# Task description:
Write out all of the entries exactly, please.

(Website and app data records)
______________________________
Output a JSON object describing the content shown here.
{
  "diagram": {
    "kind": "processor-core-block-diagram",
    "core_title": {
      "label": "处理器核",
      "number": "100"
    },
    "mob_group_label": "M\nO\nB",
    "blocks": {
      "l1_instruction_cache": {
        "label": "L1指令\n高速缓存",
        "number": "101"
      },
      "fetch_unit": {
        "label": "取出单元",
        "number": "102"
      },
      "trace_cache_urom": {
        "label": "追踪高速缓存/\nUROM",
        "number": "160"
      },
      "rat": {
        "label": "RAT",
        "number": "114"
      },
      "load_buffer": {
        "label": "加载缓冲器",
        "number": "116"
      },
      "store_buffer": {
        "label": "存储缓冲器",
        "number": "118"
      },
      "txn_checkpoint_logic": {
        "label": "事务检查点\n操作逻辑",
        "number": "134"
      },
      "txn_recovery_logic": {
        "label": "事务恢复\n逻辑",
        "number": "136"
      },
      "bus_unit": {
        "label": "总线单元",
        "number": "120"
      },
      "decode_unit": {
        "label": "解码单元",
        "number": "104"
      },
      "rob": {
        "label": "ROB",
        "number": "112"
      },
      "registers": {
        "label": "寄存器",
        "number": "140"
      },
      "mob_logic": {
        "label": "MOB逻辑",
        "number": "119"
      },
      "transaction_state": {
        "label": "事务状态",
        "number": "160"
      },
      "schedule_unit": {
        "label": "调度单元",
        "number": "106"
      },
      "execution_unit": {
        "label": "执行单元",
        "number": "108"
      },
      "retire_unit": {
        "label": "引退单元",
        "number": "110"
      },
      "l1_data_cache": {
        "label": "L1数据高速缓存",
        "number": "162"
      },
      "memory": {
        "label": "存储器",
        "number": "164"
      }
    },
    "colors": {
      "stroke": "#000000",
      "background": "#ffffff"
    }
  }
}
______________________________
# Answer space:
Output a JSON object describing the content shown here.
{
  "diagram": {
    "kind": "processor-core-block-diagram",
    "core_title": {
      "label": "处理器核",
      "number": "100"
    },
    "mob_group_label": "M\nO\nB",
    "blocks": {
      "l1_instruction_cache": {
        "label": "L1指令\n高速缓存",
        "number": "101"
      },
      "fetch_unit": {
        "label": "取出单元",
        "number": "102"
      },
      "trace_cache_urom": {
        "label": "追踪高速缓存/\nUROM",
        "number": "160"
      },
      "rat": {
        "label": "RAT",
        "number": "114"
      },
      "load_buffer": {
        "label": "加载缓冲器",
        "number": "116"
      },
      "store_buffer": {
        "label": "存储缓冲器",
        "number": "118"
      },
      "txn_checkpoint_logic": {
        "label": "事务检查点\n操作逻辑",
        "number": "134"
      },
      "txn_recovery_logic": {
        "label": "事务恢复\n逻辑",
        "number": "136"
      },
      "bus_unit": {
        "label": "总线单元",
        "number": "120"
      },
      "decode_unit": {
        "label": "解码单元",
        "number": "104"
      },
      "rob": {
        "label": "ROB",
        "number": "112"
      },
      "registers": {
        "label": "寄存器",
        "number": "140"
      },
      "mob_logic": {
        "label": "MOB逻辑",
        "number": "119"
      },
      "transaction_state": {
        "label": "事务状态",
        "number": "160"
      },
      "schedule_unit": {
        "label": "调度单元",
        "number": "106"
      },
      "execution_unit": {
        "label": "执行单元",
        "number": "108"
      },
      "retire_unit": {
        "label": "引退单元",
        "number": "110"
      },
      "l1_data_cache": {
        "label": "L1数据高速缓存",
        "number": "162"
      },
      "memory": {
        "label": "存储器",
        "number": "164"
      }
    },
    "colors": {
      "stroke": "#000000",
      "background": "#ffffff"
    }
  }
}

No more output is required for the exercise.